_Activity:_ If a line in the records below contains "icons", copy that line.

_Data records for software interfaces:_
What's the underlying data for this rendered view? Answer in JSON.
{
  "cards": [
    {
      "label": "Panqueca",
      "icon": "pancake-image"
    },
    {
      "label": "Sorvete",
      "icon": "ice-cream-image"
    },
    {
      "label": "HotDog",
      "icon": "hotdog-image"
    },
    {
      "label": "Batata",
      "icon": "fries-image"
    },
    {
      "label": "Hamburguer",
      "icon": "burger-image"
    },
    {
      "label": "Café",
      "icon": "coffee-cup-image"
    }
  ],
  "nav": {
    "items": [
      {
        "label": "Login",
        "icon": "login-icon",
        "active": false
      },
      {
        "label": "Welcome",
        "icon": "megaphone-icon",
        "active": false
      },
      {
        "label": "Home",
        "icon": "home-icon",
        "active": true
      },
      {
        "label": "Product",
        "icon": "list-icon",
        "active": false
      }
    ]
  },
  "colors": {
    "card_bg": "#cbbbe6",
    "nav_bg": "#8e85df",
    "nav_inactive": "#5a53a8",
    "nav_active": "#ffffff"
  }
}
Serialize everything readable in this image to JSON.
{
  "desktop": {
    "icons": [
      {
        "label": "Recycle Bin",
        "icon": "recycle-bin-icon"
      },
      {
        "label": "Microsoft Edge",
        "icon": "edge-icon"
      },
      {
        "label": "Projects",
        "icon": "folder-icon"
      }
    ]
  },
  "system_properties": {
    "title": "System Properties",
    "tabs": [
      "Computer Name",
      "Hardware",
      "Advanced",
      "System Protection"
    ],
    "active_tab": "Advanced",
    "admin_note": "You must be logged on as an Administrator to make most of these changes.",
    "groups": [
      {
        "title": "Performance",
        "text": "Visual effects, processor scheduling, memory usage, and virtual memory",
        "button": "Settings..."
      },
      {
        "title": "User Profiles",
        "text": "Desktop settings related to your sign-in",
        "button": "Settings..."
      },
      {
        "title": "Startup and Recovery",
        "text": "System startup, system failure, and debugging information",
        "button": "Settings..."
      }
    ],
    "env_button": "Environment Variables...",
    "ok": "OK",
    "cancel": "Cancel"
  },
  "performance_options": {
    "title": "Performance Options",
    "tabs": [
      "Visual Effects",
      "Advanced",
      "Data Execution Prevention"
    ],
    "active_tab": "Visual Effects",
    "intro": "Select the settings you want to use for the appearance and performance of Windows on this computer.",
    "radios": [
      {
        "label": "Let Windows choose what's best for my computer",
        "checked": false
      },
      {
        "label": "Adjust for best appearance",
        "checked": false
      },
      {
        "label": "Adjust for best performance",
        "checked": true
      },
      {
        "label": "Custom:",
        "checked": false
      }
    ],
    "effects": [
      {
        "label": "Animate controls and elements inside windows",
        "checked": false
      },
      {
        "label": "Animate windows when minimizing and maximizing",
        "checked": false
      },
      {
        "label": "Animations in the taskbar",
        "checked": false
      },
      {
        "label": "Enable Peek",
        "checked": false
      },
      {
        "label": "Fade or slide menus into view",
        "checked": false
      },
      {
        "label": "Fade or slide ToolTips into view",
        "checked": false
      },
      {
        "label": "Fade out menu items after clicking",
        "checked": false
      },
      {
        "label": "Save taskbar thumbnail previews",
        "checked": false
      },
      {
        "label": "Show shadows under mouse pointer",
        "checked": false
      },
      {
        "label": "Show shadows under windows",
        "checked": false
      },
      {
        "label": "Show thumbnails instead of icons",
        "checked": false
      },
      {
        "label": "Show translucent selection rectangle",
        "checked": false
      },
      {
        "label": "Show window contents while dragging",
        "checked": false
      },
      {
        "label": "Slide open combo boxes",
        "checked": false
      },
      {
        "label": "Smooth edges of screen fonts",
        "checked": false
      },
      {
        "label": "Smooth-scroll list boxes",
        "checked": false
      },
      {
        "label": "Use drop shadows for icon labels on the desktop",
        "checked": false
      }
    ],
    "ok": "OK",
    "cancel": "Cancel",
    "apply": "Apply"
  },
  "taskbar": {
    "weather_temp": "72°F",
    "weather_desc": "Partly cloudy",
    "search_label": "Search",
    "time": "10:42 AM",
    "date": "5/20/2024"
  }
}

_Solved problem:_
    "icons": [
        "label": "Show thumbnails instead of icons",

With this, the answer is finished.